"My research project focuses on early 18th century colonial encounters and considers the significance of Madame Montour’s Otstonwakin in the last decades of the Long Peace," Levine writes. "The Long Peace established by William Penn stretched from the Colony’s founding until the mid-1750s. After 1750, Penn’s Woods witnessed considerable bloodshed as the colonial landscape was forever transformed. My work focuses on early 18th century colonial entanglements just prior to the French and Indian War by examining the significance of one frontier diplomat (Madame Montour) and one site (Otstonwakin) in the last decades of the fragile long peace. Otsonwakin has been the site of several recent archaeological field schools."
About Northcentral Chapter 8, SPA
Northcentral Chapter 8 is the Lycoming County chapter of the Society for Pennsylvania Archaeology. From April-September, NCC8 hosts an archaeology dig for its members and the public.
During the winter, meetings are held at 6 p.m. the first Monday of the month, October through March, at Lycoming County Historical Society, 858 W. Fourth St., Williamsport, PA 17701.
NCC8 welcomes inquires and invites the public to to attend any meeting or any public dig scheduled.
Northcentral Chapter 8 is active with nearly three dozen members. Its mission is to discover and preserve the region's American Indian and Pioneer heritage. The chapter provides archaeological excavation training sessions for new members and teaches them how to identify artifacts.
NCC8 maintains an online archaeology handbook for the amateur, as well as slideshows and videos of previous excavations. Visitors to its website will learn much about Pennsylvania prehistory within its pages, as well as how to observe Archaeology Month, which occurs in October in Pennsylvania.

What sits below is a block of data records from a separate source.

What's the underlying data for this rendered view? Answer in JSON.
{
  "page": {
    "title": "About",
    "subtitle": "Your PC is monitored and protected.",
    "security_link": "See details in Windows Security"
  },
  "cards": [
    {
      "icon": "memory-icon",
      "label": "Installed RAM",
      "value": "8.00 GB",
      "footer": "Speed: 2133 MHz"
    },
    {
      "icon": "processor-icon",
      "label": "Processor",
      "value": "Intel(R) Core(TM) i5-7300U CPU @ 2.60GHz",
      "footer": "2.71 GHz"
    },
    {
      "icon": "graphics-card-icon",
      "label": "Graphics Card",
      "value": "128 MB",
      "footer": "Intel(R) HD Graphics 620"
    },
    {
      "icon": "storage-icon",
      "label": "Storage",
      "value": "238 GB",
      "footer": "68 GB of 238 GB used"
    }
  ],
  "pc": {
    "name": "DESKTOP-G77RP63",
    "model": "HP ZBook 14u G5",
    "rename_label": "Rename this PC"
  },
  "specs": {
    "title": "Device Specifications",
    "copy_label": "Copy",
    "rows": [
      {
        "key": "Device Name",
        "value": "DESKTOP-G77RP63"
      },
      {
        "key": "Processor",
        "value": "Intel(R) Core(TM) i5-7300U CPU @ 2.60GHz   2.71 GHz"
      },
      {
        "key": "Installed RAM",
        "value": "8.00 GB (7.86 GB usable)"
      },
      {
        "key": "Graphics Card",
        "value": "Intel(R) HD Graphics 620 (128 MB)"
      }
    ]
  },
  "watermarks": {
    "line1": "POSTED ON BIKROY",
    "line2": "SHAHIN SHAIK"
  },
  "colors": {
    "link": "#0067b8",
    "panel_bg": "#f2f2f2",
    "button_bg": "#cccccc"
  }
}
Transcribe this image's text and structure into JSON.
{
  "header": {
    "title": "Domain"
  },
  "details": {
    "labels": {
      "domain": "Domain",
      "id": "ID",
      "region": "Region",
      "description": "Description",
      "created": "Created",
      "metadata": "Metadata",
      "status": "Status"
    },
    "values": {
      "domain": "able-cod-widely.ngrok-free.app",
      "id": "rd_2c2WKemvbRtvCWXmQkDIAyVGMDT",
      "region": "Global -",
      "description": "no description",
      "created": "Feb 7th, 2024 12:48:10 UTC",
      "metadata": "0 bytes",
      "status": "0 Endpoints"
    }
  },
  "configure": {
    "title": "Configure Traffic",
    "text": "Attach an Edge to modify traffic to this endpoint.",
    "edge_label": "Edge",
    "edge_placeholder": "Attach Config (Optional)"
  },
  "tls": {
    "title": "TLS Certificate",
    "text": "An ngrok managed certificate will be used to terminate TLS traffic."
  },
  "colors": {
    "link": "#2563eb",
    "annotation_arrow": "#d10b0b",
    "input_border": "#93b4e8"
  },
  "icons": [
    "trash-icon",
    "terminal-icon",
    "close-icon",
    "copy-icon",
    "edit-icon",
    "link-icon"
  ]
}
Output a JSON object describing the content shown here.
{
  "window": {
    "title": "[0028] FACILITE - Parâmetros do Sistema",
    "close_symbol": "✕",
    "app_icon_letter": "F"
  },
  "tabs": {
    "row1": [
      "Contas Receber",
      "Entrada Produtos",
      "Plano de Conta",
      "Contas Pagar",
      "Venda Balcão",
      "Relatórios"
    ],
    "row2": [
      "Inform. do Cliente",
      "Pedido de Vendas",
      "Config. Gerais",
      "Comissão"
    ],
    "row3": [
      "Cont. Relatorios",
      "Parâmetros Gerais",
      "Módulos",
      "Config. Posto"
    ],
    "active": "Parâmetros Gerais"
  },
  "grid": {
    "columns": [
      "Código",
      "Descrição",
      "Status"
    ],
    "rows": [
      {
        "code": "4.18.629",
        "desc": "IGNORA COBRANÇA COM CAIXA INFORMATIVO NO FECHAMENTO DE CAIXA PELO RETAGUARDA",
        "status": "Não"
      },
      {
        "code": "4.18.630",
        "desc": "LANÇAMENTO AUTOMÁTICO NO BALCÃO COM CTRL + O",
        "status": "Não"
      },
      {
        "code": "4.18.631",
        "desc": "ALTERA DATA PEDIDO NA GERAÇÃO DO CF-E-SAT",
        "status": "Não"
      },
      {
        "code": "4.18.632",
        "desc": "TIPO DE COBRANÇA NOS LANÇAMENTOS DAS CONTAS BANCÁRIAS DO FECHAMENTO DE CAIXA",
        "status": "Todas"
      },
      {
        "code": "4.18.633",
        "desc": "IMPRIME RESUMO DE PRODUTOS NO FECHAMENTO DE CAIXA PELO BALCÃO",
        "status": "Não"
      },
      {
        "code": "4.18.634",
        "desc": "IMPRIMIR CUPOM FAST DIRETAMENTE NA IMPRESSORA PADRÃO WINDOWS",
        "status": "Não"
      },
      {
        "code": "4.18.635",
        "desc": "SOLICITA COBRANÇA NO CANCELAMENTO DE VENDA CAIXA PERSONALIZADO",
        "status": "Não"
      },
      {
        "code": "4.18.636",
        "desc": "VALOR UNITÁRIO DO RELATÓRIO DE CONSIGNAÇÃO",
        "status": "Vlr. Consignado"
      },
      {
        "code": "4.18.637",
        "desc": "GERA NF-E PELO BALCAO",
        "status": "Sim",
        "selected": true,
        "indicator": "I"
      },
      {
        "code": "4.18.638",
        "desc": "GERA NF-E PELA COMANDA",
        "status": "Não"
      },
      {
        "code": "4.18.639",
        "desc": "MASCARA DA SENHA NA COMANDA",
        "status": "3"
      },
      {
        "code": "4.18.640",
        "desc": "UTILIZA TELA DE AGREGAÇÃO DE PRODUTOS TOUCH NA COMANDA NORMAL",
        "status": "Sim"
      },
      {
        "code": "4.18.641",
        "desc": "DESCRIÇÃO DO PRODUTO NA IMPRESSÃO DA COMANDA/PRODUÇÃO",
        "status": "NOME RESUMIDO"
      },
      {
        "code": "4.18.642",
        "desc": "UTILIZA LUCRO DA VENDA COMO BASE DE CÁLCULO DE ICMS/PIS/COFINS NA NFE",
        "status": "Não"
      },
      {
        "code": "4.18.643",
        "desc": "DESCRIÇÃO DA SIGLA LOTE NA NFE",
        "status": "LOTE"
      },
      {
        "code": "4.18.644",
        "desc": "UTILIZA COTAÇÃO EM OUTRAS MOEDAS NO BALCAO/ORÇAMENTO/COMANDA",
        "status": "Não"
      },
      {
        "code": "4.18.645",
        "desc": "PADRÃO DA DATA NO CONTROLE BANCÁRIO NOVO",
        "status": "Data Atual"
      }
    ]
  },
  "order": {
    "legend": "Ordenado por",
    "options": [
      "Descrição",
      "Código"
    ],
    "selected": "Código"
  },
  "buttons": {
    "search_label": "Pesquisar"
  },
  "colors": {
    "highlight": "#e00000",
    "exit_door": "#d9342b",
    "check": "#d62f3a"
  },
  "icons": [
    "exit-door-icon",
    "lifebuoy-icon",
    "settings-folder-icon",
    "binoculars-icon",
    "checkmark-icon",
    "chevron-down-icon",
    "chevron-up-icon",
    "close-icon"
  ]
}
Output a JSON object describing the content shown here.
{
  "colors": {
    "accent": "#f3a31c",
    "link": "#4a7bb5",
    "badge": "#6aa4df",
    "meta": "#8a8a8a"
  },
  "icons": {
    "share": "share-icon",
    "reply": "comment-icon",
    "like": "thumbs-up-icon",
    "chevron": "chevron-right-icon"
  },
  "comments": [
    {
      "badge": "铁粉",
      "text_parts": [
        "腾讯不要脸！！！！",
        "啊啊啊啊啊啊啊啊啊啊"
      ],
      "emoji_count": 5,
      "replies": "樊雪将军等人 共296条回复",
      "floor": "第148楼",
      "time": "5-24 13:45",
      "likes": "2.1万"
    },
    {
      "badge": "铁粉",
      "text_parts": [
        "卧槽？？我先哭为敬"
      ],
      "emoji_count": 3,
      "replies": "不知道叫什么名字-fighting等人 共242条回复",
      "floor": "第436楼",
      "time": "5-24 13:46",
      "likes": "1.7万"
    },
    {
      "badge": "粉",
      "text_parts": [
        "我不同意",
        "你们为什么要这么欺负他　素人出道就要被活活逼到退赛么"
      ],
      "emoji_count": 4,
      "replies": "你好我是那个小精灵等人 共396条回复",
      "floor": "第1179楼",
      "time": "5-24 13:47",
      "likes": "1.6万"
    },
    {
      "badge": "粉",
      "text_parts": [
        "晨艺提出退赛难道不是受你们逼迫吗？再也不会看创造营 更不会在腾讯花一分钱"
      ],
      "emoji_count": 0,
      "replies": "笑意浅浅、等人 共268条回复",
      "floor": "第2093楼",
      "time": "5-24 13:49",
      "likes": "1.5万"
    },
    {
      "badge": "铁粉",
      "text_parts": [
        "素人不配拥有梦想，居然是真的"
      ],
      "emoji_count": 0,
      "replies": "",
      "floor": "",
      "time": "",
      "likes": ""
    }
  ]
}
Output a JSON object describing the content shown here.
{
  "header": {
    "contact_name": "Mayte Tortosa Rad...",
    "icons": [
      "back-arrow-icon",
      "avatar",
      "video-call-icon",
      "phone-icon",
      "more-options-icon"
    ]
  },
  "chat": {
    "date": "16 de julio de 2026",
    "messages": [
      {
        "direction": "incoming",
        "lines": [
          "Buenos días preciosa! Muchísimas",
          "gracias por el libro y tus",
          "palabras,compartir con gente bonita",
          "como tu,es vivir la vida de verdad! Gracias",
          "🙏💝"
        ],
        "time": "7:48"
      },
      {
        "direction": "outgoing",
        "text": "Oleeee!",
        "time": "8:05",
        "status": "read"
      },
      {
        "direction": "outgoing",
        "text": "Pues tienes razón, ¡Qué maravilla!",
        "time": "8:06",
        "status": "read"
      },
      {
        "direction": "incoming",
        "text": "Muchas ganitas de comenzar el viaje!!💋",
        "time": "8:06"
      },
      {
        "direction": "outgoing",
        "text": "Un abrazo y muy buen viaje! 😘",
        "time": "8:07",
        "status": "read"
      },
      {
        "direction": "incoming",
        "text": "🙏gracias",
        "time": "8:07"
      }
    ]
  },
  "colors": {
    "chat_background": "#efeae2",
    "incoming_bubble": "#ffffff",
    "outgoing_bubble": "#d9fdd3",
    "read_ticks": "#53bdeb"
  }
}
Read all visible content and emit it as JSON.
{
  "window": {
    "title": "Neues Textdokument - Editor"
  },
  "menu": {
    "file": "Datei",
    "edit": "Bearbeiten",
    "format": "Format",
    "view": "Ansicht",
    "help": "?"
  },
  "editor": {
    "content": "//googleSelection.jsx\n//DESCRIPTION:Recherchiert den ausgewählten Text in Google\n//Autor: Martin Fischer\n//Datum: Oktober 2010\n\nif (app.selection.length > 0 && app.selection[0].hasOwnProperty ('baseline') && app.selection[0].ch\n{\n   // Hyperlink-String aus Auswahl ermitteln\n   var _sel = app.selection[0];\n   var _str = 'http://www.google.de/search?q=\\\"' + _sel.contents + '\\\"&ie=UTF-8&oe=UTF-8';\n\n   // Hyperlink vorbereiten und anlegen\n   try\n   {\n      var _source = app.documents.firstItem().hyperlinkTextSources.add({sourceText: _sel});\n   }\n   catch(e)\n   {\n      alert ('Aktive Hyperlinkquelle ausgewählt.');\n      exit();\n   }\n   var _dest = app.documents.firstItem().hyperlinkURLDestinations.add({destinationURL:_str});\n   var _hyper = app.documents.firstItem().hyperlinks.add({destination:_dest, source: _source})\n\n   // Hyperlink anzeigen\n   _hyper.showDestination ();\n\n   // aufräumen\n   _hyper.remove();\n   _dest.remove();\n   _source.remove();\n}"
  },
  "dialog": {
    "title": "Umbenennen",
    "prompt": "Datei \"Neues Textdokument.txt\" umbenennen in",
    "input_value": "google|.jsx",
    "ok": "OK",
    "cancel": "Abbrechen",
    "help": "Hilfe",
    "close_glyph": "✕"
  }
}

The 2 p.m. March 16 presentation, sponsored by NCC8 and hosted by LCHS at the Taber Museum, 858 W. Fourth St., is free and open to the public.
More information about the presentation is available by calling LCHS at (570) 326-3326.